Written all en español for madres solteras, mayores de edad, gente discapacitada, familias inmigrantes, y más, the Quien Es Tu Vecindario website posts daily updates and also maintains a chat-line to inform the community and keep them resource-full. Please take some time to visit the website, or direct someone you know who may need to it. And if you’d like to get involved or support, please reach out through our contact page.

A nuevo flyer for Quien Es Tu Vecindario, an arts and education collective in East Hollywood.

Thank you Los Angeles,

J.T.

Picking Life Back up in East Hollywood, Rising Once Again

KL for Who Is Your Neighborhood, LACC; October 12, 2019

Arriving to the Los Angeles City College campus this past weekend was no simple task after a range of emotions in the wake of another tragic loss for the Virgil Village community, this one even closer to home.

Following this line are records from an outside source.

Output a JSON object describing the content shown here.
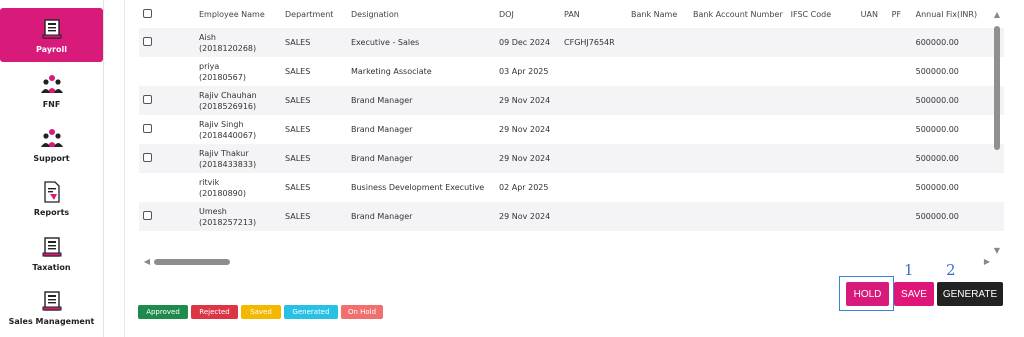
{
  "sidebar": {
    "items": [
      {
        "label": "Payroll",
        "icon": "payroll-icon",
        "active": true
      },
      {
        "label": "FNF",
        "icon": "people-icon"
      },
      {
        "label": "Support",
        "icon": "people-icon"
      },
      {
        "label": "Reports",
        "icon": "report-icon"
      },
      {
        "label": "Taxation",
        "icon": "ledger-icon"
      },
      {
        "label": "Sales Management",
        "icon": "ledger-icon"
      }
    ]
  },
  "table": {
    "headers": [
      "",
      "Employee Name",
      "Department",
      "Designation",
      "DOJ",
      "PAN",
      "Bank Name",
      "Bank Account Number",
      "IFSC Code",
      "UAN",
      "PF",
      "Annual Fix(INR)"
    ],
    "rows": [
      {
        "checkbox": true,
        "name": "Aish",
        "id": "(2018120268)",
        "department": "SALES",
        "designation": "Executive - Sales",
        "doj": "09 Dec 2024",
        "pan": "CFGHJ7654R",
        "bank_name": "",
        "account": "",
        "ifsc": "",
        "uan": "",
        "pf": "",
        "annual_fix": "600000.00"
      },
      {
        "checkbox": false,
        "name": "priya",
        "id": "(20180567)",
        "department": "SALES",
        "designation": "Marketing Associate",
        "doj": "03 Apr 2025",
        "pan": "",
        "bank_name": "",
        "account": "",
        "ifsc": "",
        "uan": "",
        "pf": "",
        "annual_fix": "500000.00"
      },
      {
        "checkbox": true,
        "name": "Rajiv Chauhan",
        "id": "(2018526916)",
        "department": "SALES",
        "designation": "Brand Manager",
        "doj": "29 Nov 2024",
        "pan": "",
        "bank_name": "",
        "account": "",
        "ifsc": "",
        "uan": "",
        "pf": "",
        "annual_fix": "500000.00"
      },
      {
        "checkbox": true,
        "name": "Rajiv Singh",
        "id": "(2018440067)",
        "department": "SALES",
        "designation": "Brand Manager",
        "doj": "29 Nov 2024",
        "pan": "",
        "bank_name": "",
        "account": "",
        "ifsc": "",
        "uan": "",
        "pf": "",
        "annual_fix": "500000.00"
      },
      {
        "checkbox": true,
        "name": "Rajiv Thakur",
        "id": "(2018433833)",
        "department": "SALES",
        "designation": "Brand Manager",
        "doj": "29 Nov 2024",
        "pan": "",
        "bank_name": "",
        "account": "",
        "ifsc": "",
        "uan": "",
        "pf": "",
        "annual_fix": "500000.00"
      },
      {
        "checkbox": false,
        "name": "ritvik",
        "id": "(20180890)",
        "department": "SALES",
        "designation": "Business Development Executive",
        "doj": "02 Apr 2025",
        "pan": "",
        "bank_name": "",
        "account": "",
        "ifsc": "",
        "uan": "",
        "pf": "",
        "annual_fix": "500000.00"
      },
      {
        "checkbox": true,
        "name": "Umesh",
        "id": "(2018257213)",
        "department": "SALES",
        "designation": "Brand Manager",
        "doj": "29 Nov 2024",
        "pan": "",
        "bank_name": "",
        "account": "",
        "ifsc": "",
        "uan": "",
        "pf": "",
        "annual_fix": "500000.00"
      }
    ]
  },
  "annotations": {
    "one": "1",
    "two": "2"
  },
  "actions": {
    "hold": {
      "label": "HOLD",
      "color": "#d81b7a"
    },
    "save": {
      "label": "SAVE",
      "color": "#e0157a"
    },
    "generate": {
      "label": "GENERATE",
      "color": "#222222"
    }
  },
  "legend": [
    {
      "label": "Approved",
      "color": "#1e8a4c"
    },
    {
      "label": "Rejected",
      "color": "#dc3545"
    },
    {
      "label": "Saved",
      "color": "#f5b800"
    },
    {
      "label": "Generated",
      "color": "#29c0e6"
    },
    {
      "label": "On Hold",
      "color": "#f07070"
    }
  ]
}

But as our communities have done for generations atop the barren concrete of Los Angeles, we pulled our spirits up from within to will one foot in front of the other, and to travail through just enough distance to reach the college’s brilliant quad.

What we saw then was nothing less than reaffirming of this mission. Underneath a quilt of loving daylight the quad bustled with life, filled by people from all over Los Angeles and throughout the world who like us, were also seeking to make the most of their time in the environment around them as they made their way to our table, and to the next, and on, it all rushed back into clarity again:

Despite a world that will continue turning with or without our efforts, we’ve got to continue pushing for stronger communities in our neighborhood, for better youth and education programs here, for holistic support of the most vulnerable among us instead of their out-casting, and more. Because the future yearns for it. Because we want that future. And because we know we deserve the opportunity to create it for ourselves as much as anyone else.

J.T.